Malaysian officials had asked the Federal Bureau of Investigation to help recover files deleted from the simulator's hard drive by the pilot of Malaysia Airlines Flight MH370.
FBI chief James Comey told lawmakers yesterday that experts were working "literally round the clock" to finish their analysis, in the hopes that the data could provide clues as to what happened to Malaysia Airlines Flight MH370, which vanished March 8 with 239 passengers and crew on board.
Malaysia "took us up on our technical abilities, which involves the exploitation of certain computer forensic materials that they've given to us. That work is ongoing," Comey told a House subcommittee meeting to discuss the FBI's 2015 budget request.

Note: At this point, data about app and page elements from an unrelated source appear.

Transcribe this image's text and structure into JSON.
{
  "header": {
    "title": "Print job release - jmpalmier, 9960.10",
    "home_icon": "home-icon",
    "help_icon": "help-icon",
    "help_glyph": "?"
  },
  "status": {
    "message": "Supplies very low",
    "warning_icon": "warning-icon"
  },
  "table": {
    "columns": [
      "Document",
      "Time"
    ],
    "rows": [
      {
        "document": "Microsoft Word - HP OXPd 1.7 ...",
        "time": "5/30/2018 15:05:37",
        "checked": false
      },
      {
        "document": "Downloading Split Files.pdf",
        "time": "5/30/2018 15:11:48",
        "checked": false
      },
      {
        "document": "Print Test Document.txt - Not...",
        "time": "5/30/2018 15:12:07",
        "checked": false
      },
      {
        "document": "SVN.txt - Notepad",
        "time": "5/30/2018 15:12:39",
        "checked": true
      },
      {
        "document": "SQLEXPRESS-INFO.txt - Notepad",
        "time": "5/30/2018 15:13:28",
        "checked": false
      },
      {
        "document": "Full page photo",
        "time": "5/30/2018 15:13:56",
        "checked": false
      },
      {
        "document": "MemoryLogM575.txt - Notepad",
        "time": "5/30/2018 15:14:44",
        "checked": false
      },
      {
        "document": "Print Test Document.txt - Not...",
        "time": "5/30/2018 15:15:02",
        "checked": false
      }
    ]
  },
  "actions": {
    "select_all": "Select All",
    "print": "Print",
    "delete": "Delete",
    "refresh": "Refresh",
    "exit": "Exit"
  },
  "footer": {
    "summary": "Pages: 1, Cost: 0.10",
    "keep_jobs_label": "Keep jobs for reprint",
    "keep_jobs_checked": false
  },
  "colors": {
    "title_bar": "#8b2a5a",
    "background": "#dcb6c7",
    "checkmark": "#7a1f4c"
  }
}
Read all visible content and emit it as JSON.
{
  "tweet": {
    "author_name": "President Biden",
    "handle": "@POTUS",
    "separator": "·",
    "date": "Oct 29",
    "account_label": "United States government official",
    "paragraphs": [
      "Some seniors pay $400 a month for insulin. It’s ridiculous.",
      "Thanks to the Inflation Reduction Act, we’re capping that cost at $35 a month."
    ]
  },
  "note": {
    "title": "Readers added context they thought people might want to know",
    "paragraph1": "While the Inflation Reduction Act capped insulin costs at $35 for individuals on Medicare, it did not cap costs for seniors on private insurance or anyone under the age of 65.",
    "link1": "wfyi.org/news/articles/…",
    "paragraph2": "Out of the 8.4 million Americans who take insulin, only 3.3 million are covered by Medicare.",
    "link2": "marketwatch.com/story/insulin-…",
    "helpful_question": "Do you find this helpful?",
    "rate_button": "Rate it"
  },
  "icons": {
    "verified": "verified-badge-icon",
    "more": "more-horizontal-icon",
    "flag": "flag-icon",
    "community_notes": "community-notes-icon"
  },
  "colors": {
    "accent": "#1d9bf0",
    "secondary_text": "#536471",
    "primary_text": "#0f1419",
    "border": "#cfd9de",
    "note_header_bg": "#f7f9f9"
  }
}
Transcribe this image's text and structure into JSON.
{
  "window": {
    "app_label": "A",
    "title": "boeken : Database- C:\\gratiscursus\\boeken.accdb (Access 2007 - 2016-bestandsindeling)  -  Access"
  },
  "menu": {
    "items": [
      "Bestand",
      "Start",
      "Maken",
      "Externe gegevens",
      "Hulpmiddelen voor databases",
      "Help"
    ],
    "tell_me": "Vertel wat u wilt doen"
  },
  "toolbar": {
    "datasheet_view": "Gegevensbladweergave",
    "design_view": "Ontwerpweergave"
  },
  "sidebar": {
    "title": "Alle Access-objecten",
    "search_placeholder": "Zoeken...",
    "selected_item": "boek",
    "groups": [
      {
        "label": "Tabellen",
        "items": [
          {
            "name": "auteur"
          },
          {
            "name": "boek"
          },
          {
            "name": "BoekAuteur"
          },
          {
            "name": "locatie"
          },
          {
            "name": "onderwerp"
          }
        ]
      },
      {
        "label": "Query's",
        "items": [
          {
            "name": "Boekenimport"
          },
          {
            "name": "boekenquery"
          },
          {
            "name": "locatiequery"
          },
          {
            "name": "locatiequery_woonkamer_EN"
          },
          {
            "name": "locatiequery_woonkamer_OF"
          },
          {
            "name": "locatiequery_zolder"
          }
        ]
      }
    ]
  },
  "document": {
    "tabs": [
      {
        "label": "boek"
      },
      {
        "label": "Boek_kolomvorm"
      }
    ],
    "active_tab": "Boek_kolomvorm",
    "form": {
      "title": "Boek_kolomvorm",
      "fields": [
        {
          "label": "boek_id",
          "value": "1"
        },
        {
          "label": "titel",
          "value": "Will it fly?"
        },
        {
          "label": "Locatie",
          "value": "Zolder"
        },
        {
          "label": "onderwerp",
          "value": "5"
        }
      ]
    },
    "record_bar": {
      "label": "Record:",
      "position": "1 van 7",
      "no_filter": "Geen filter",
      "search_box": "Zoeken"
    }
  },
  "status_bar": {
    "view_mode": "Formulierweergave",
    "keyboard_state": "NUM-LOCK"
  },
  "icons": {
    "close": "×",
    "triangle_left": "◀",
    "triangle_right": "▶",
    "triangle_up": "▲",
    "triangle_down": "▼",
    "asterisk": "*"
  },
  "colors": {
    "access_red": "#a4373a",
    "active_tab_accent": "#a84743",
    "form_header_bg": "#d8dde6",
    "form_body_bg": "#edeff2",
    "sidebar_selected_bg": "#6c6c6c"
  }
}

A woman breaks into tears as she joins a ceremony in memory of passengers on board the missing Malaysia Airlines Flight MH 370 in Kuala Lumpur, Malaysia. (AP)
"I don't want to say more about that in an open setting, but I expect it to be done fairly shortly, within a day or two."
Malaysian police removed the simulator from Malaysia Airlines MH370 Captain Zaharie Ahmad Shah's home nearly two weeks ago, after investigators said they believed the Boeing 777 had been deliberately diverted from its intended route by someone on board.
Malaysia on Monday announced that evidence showed Flight MH370 crashed in the southern Indian Ocean.
Comey did not indicate whether the results of the analysis would be made public.
A relative of a passenger aboard Malaysia Airlines flight MH 370 reacts after hearing a briefing from Malaysian government officials at the Lido Hotel in Beijing. (Reuters)
Malaysia Airlines MH370 search throws up no proof plane flight crashed into Indian Ocean
Hints about the lost Malaysia Airlines Flight MH370 plane piled up Thursday, but there was precious little chance to track them down. Bad weather cut short the hunt for possible debris fields from the aircraft as satellite data revealed hundreds more objects that might be wreckage.
Not one piece of debris has been recovered from the plane that went down in the southern Indian Ocean on March 8. For relatives of